  • MrBeast: Another profile of Most Famous Man On YouTube MrBeast, whose numbers continue to astonish and whose fabulously-cynical take on the creator business (don’t get me wrong, the guy is insanely good at what he does but also the way he’s approached it with the gimlet-eyed intensity of Ed Sheeran’s pursuit of top 10 success is…somewhat intense) has made him astonishingly rich. I enjoyed this – mainly because it doesn’t try and get to the heart of the man (because I think that that’s impossible – not that Donaldson isn’t, I’m sure, a perfectly human entity, just that there isn’t currently room in his life for him to be anything other than a single-minded content-optmiser) but instead tries to break down a bit of what makes the channel work and how it fits into the modern media mix. At heart, if you care what I think, I reckon MrBeast’s stuff works because in many respects its remarkably similar to classic TV, just recast for a YouTube generation and given the appropriate dressing – but read the piece and see what you think.
  • 200 Things That Fox News Has Called Woke: Both very, very funny (if, equally, a bit mad and deranged and terrifying) and very, very useful as something to send to anyone who has the temerity to attempt to use the ‘w’ word as a disparaging critique.
  • Khalid Sheldrake: Did you know that in the early-20th Century there lived a man in South London who, contrary to the fashions of the time, decided to convert to Islam and at one point was appointed king of the short-lived Islamic Republic of Turkestan? Well there was, and this is his story – honestly, this is full of ‘hang on, what?’ moments, like this throwaway line which feels like a whole novel in itself: “He converted part of his house in Fenwick Road into a mosque, calling it Masjid-el-Dulwich. In 1928 he conducted the funeral service of Sayaid Ali, an elephant keeper at London Zoo who had been murdered in his bed by a rival elephant keeper.” A RIVAL ELEPHANT KEEPER!?!?!?! Seriously, this is fascinating (and part of a brilliant project by the National Archives which ‘invited entrants to research and share stories of the 1920s, searching for the most fascinating local history stories covered by the 1921 Census of England and Wales’).

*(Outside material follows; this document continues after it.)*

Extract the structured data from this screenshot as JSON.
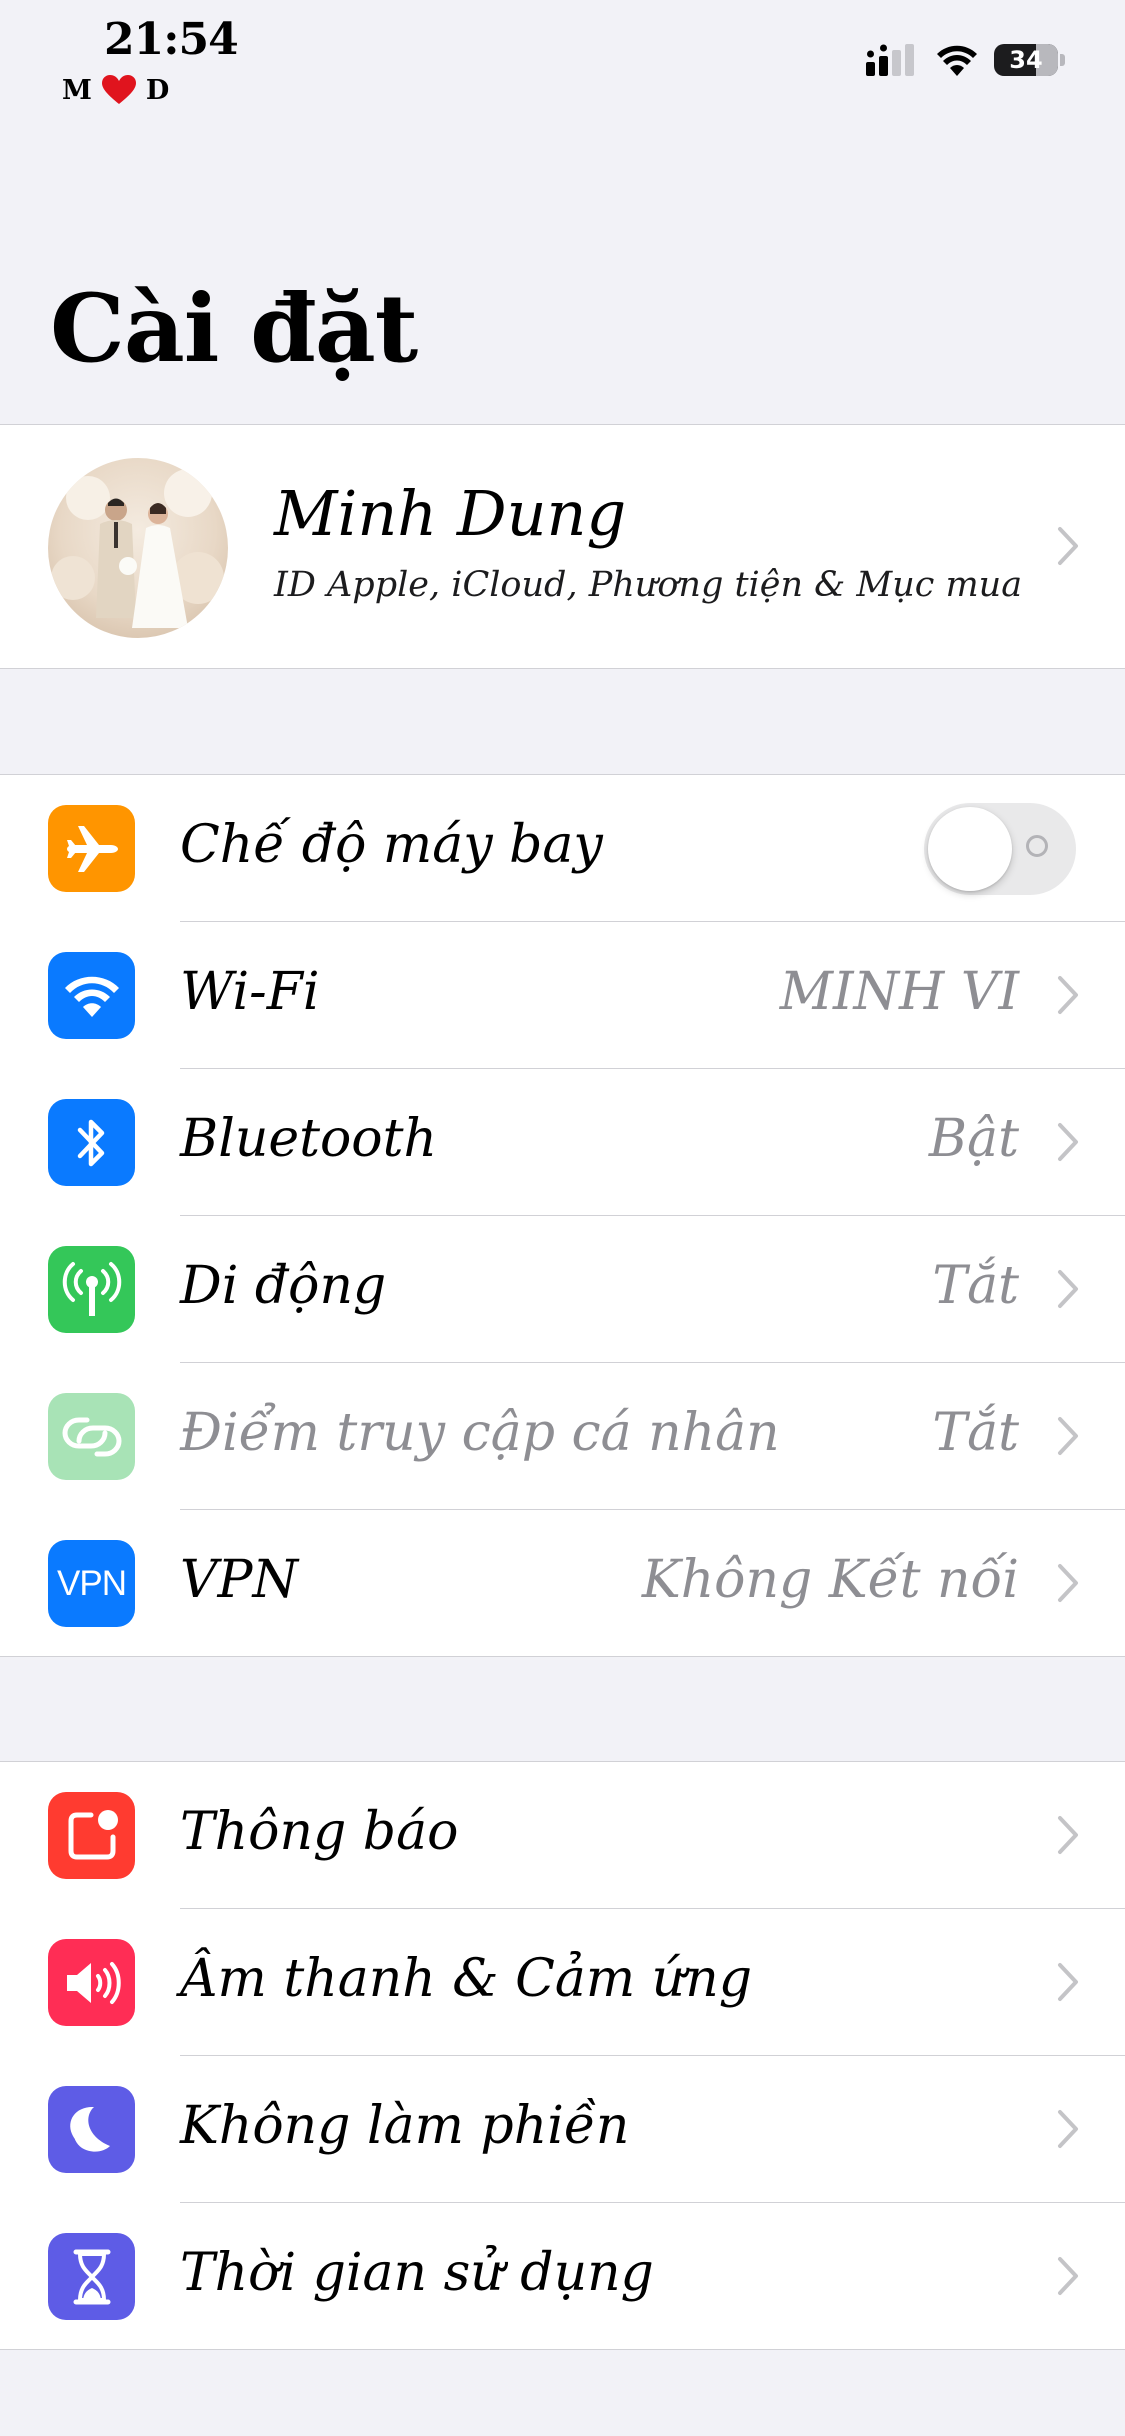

  • The Monster Discloses Himself: Possibly the best thing I have read about conspiracy theories and the people who subscribe to them – this is so so so so well-written (and contains bits in the second person, for which I am famously a sucker), and, I promise, you will savour it.
  • The Rich List: Finally this week, Andrew O’Hagen in the LRB writes about the Sunday Times Rich List, the publication of which is possibly the second most odious event on the publishing calendar after Tatler’s Little Black Book, and how it has evolved and changed over time. Obviously we know this – obviously! – but reading this section in particular made me feel…slightly sick: “When this list began there were nine billionaires in the UK; in 2022 there were 177. They were to be encouraged, Peter Mandelson once suggested, so long as they paid their taxes. But they don’t. And can anybody now say, with a straight face, that people on low incomes are in a better place than they were thirty years ago? Behind the nation’s back, and with collusion it might take a generation of reporters and novelists to expose, the interests of profit-makers have undermined those of wage-earners, to the point where it seems almost greedy – a category error – for people to push for decent pay. The Sunday Times Rich List is replete with celebrity energy barons accumulating gold while many millions of people in the UK suffer from fuel poverty or live in damp houses.” I mean, quite.

By Jake Kennedy